How do you provide feedback?
It's important that you set out your feedback protocols explicitly. You need to make sure every writer in the group feels comfortable both giving and receiving feedback and having protocols in place will help with that. You can do this in a welcome email, a shared Google Doc, or in a Facebook or WhatsApp group.
Providing feedback is (usually) the whole point of a writing group. To make sure it works for everyone, have clear guidelines about what is expected and what is unacceptable.
There are several different ways you can run the feedback portion of the writing group but two main ones are:
1. Read, critique, listen, respond.
The writer sends round their workshop piece at least a week before. Everyone reads it several times, making notes. At the writing group, each person provides their verbal feedback and the author is not allowed to respond. Once everyone has critiqued the piece, the author can then address anything that came up.
This is the system that Pamela Freeman prefers.
“It allows the writer to actually LISTEN to what people are saying, rather than start thinking about their response to it,” Pamela says. “It allows things to sink in, particularly if several people are saying the same thing. It allows space for embarrassment to subside and stops you crying as you blurt out a defence of your work. And, importantly, it reassures the participants that they are not going to get into a nasty argument with the writer. This encourages honesty.”
At the end of the session, members share their written notes with the writer, either in hard copy or via email.
2. Read, critique, discussion.
Similar to the above example, writers send round their workshop piece at least a week before. Everyone reads it several times, making notes. During the meet-up, people provide their feedback in turn, but the writer can respond, and all the members get involved in the discussion.
This is the preferred format for Nicole.
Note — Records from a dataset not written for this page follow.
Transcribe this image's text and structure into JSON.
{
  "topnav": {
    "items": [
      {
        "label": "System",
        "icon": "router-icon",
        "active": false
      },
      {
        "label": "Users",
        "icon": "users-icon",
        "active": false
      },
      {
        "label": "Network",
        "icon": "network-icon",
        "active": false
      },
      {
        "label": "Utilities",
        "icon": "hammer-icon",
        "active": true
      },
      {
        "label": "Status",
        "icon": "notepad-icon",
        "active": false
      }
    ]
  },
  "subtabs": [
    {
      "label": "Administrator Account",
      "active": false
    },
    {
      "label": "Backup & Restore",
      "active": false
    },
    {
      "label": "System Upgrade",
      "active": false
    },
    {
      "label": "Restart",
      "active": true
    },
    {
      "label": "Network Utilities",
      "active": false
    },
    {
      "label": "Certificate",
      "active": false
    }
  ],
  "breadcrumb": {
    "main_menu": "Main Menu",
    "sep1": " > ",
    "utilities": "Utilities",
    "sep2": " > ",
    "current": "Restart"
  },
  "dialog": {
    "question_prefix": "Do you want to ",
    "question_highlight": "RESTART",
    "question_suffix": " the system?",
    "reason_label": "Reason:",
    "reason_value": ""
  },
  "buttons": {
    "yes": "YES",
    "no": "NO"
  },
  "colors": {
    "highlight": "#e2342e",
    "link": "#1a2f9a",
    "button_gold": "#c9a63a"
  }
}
“On the night there would be a discussion that allowed everyone to flesh out their critique, ask questions of the author, and for the author to respond or ask questions of the critique group,” Nicole says. “Some say the author shouldn’t speak before their work is read and the critique provided. I’m not sure that’s helpful. We put ourselves in a vulnerable position when we share our work, and unless the read is a final draft, where it really is entirely about what’s on the page, then everything is a work in progress and will require additional thoughts and conversation. Whatever makes the authors and those providing their critique comfortable is what matters.”
If you're providing feedback by email, rather than meeting up physically or virtually, make sure you have a shared Google Drive or Dropbox folder where everyone can put their stories and comments. It's fine for the discussion to take place via email (or chat), but keeping all the submissions and feedback in one place will make your life easier.
Have fun and be supportive!
Finally, enjoy the process! If you hate it, you won't benefit from it. And if you do hate it, question why. Is it the people? Is it the structure? Is it the timing? All of those things can be changed. If you simply hate giving or receiving feedback, you have to ask yourself if a writing group is really for you.
The best writing groups are composed of people who share a goal – to improve their own writing and to improve the writing of their fellow writers.
“You are all there to support each other’s writing,” Pamela Cook says. “It’s a give and take process.”
Being supportive means going beyond the allotted time at your meet-up. You can also share Tweets and Facebook posts, celebrate each other's successes, commiserate over rejections, and exchange opportunities.
“Support each other, encourage each other, barrack for each other – publicly, privately, every chance you can,” says Nicole. “It’s a glorious thing to watch a manuscript and author rise out of the ashes and into the publishing world – and to know you’ve had a hand in it. Celebrate others’ successes because 1) it’s the right thing to do and 2) you helped build this thing and that’s a great feeling!”